The task:
Wherever "conditions" occurs in the entries, copy the line that holds it.

####

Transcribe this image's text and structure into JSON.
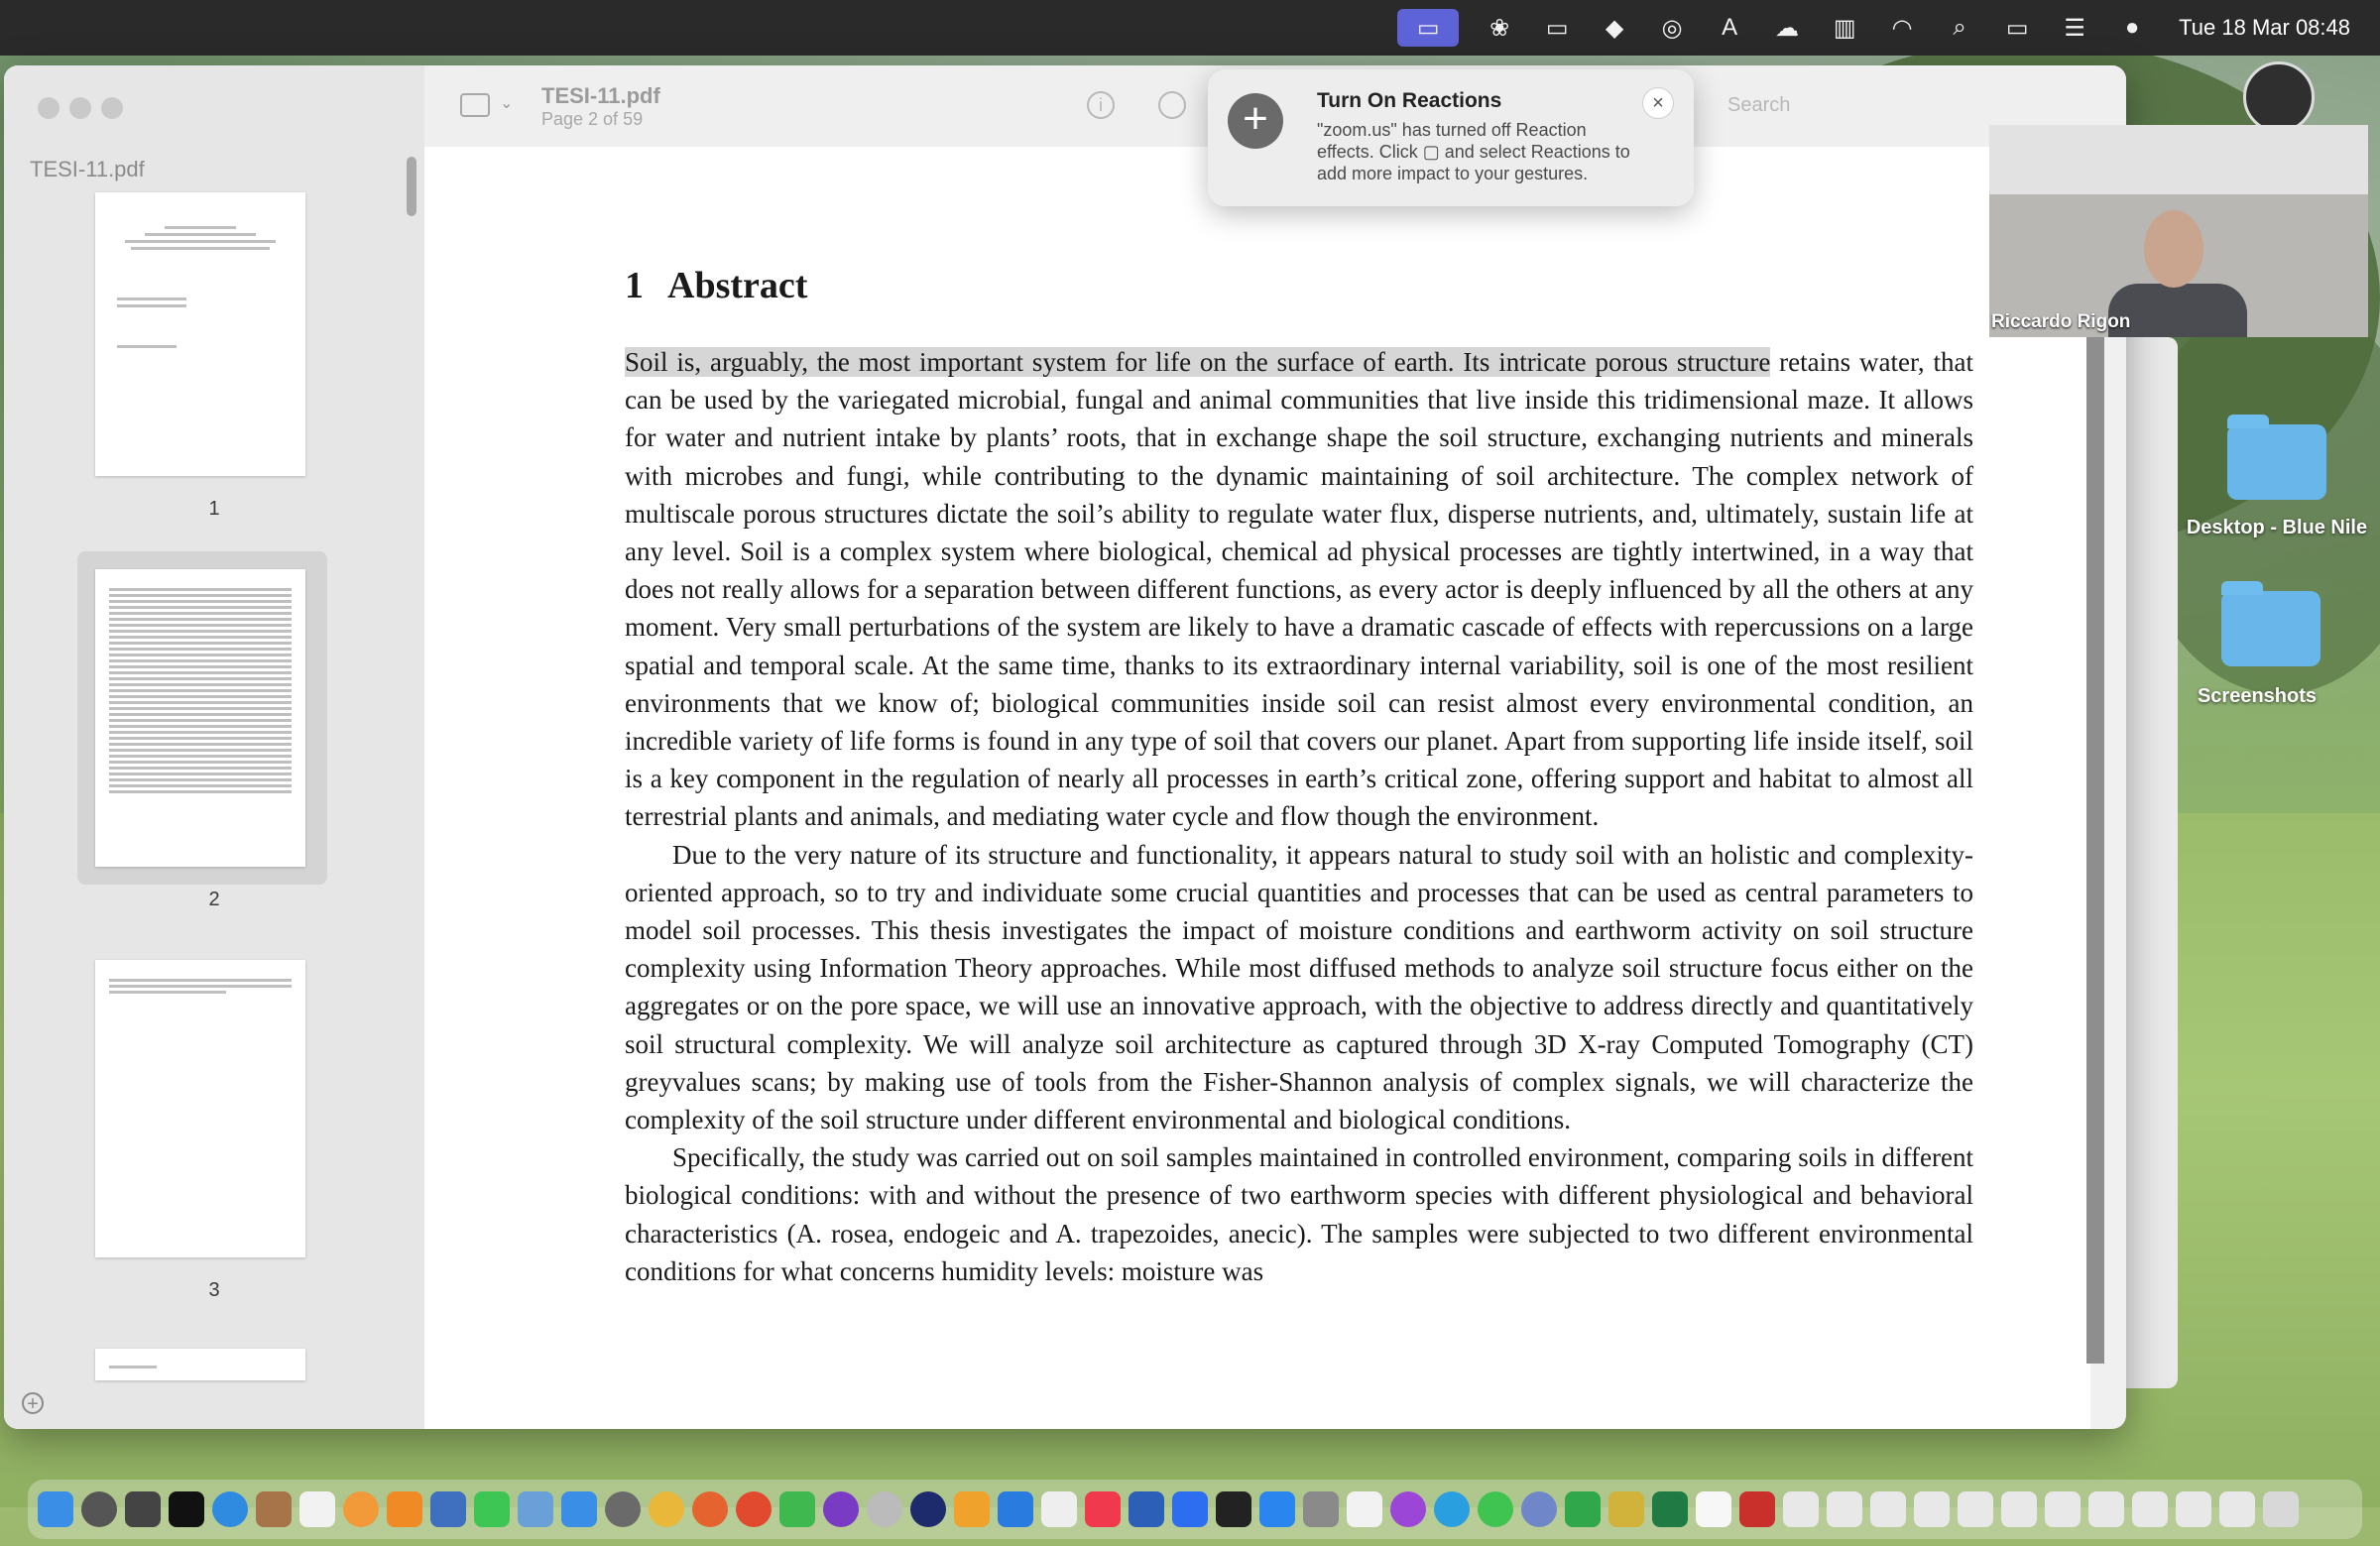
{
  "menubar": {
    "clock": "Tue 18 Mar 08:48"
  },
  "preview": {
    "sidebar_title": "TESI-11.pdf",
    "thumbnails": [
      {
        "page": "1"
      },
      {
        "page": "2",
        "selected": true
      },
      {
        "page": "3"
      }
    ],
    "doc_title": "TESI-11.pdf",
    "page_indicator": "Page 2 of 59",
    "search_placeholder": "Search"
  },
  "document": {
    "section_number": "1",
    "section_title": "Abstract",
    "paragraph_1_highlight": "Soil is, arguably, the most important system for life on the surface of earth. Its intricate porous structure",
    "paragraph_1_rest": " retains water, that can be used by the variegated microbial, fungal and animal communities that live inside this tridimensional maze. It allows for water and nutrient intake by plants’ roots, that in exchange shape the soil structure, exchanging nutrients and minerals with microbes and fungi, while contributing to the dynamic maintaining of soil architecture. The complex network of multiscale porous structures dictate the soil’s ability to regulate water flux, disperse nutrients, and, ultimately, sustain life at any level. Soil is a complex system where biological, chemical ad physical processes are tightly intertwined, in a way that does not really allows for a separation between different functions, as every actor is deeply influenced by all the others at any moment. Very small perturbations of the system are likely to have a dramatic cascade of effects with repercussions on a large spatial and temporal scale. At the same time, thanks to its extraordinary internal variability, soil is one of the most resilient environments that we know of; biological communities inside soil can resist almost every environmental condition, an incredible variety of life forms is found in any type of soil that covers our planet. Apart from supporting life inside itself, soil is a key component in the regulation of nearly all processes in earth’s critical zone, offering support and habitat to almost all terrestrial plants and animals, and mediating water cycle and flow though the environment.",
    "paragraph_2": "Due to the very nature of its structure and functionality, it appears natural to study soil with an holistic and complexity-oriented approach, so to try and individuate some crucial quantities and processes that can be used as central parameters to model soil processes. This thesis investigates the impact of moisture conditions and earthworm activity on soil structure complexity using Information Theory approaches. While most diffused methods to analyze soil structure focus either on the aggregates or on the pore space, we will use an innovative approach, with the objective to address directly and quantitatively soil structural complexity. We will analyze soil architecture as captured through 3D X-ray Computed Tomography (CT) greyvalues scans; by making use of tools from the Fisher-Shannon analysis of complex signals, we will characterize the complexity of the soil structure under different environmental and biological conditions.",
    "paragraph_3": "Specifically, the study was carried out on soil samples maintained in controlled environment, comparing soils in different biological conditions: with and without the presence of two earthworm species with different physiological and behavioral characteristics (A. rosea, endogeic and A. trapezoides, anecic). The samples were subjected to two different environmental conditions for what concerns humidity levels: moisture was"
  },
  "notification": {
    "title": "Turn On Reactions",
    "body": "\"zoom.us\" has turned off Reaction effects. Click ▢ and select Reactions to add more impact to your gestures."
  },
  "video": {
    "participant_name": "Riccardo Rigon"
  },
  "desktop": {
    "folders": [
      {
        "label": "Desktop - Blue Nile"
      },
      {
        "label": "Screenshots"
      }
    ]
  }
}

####

Worked solution:
    "paragraph_2": "Due to the very nature of its structure and functionality, it appears natural to study soil with an holistic and complexity-oriented approach, so to try and individuate some crucial quantities and processes that can be used as central parameters to model soil processes. This thesis investigates the impact of moisture conditions and earthworm activity on soil structure complexity using Information Theory approaches. While most diffused methods to analyze soil structure focus either on the aggregates or on the pore space, we will use an innovative approach, with the objective to address directly and quantitatively soil structural complexity. We will analyze soil architecture as captured through 3D X-ray Computed Tomography (CT) greyvalues scans; by making use of tools from the Fisher-Shannon analysis of complex signals, we will characterize the complexity of the soil structure under different environmental and biological conditions.",
    "paragraph_3": "Specifically, the study was carried out on soil samples maintained in controlled environment, comparing soils in different biological conditions: with and without the presence of two earthworm species with different physiological and behavioral characteristics (A. rosea, endogeic and A. trapezoides, anecic). The samples were subjected to two different environmental conditions for what concerns humidity levels: moisture was"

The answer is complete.